Black Angus beef and smoked kangaroo carpaccio with a three-herb panna cotta and sour quandong jam finished with truffle oil and cracked pepperberry.
Maleny goat’s cheese and beetroot mille-feuille with baby beetroot mousse, truffle pea puree, goat’s cheese and Crème fraîche.
Juniper berry salt and pepper crocodile and calamari salad with Fraser Island rocket, orange, macadamia and Danish feta salad and anise myrtle aioli.
Interestingly, the only part of this dish (apart from the Danish feta of course!) that didn’t come from Australia was the crocodile.
Although we farm the crocs here, it’s illegal to process the carcasses here. The farmers have to sell the crocs to Indonesia for leather, then we buy the meat back from them… but only the tail meat, nothing else. Weird, huh?
Seared Hervey Bay scallops with spiced capsicum coulis, Grana Padano crumb and dehydrated pancetta finished with Fraser Island chocolate mint.
Mains were particularly difficult to choose, but in the end we all did the right thing and ordered something different so we could all get the most out of this amazing menu:
Murray River lamb backstrap with pepperberry, cumin sweet potato puree and baby broccolini with toasted pine nuts.
Orange Grove Confit Pork Belly Seared Hervey Bay scallops, caramelized pear and muntharry berry puree and baby apples finished with a beetroot anise glaze.
Emerald Valley beef eye fillet with lemon aspen-infused celeriac purée, thyme heirloom cherry tomatoes, horseradish crème quandong and rosella jus.
At first I thought the rosella jus sounded a bit wrong. Rosellas are little parrots, right? Wrong. As Deabelle’s head chef explained, it’s also a type of “scarlet coloured petal fruit, which has a crisp rhubarb and berry flavour, widely used by colonists in jam.”
If you want to know a bit more about the bush tucker they use at Seabelle, here’s the full list of their ingredients with taste notes and a bit of history to them too.
By this stage, we were all completely stuffed, but not trying something from the dessert menu just wasn’t going to happen. Instead, we decided to share 2 dishes between the four of us:
Lemon myrtle panna cotta apple, cucumber and Bombay Saphire gin sorbet.
Wattle seed and Belgium chocolate pudding served with honeycomb, muntharry berry and macadamia nut ice cream.
All the food here was beautifully presented and each dish so well thought through.
I was concerned that the local ingredients would stick out like the proverbial sore thumb in some of these dishes, but they didn’t just blend in, they improved the flavour of the food.
I’d be back here like a shot for more of this cuisine!
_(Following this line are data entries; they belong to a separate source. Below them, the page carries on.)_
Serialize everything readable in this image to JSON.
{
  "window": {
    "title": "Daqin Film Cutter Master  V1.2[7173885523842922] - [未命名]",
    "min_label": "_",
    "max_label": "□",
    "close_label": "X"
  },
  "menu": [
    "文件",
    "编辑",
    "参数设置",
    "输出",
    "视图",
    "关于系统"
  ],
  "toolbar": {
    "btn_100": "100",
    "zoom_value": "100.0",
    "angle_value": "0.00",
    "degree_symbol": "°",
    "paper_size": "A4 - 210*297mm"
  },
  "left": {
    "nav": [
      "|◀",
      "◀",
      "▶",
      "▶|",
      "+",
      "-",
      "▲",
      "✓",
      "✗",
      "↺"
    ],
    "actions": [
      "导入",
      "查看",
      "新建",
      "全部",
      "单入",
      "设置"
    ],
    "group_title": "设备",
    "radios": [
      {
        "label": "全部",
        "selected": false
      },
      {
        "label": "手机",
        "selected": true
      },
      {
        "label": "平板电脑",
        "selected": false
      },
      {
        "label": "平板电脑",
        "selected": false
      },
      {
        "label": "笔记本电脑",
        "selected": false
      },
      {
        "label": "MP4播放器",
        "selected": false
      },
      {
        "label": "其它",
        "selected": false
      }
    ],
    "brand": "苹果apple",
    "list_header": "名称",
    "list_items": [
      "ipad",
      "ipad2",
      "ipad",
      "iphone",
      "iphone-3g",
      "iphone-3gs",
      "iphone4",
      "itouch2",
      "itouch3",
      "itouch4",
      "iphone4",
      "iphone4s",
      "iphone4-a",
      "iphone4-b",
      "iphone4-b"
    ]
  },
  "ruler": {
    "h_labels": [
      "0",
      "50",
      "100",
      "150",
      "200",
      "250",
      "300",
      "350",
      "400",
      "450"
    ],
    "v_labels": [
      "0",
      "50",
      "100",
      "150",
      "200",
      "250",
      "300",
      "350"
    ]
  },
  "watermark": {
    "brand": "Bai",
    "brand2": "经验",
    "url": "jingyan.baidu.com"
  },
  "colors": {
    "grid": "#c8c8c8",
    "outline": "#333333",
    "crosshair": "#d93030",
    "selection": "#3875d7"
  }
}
Seabelle Restaurant and Bar
Kingfisher Bay Resort
Have you tried any Aussie bush tucker? Do you know anywhere else that uses Australian bush ingredients in their menus? Have you ever been to Fraser Island? Tell us in the comments!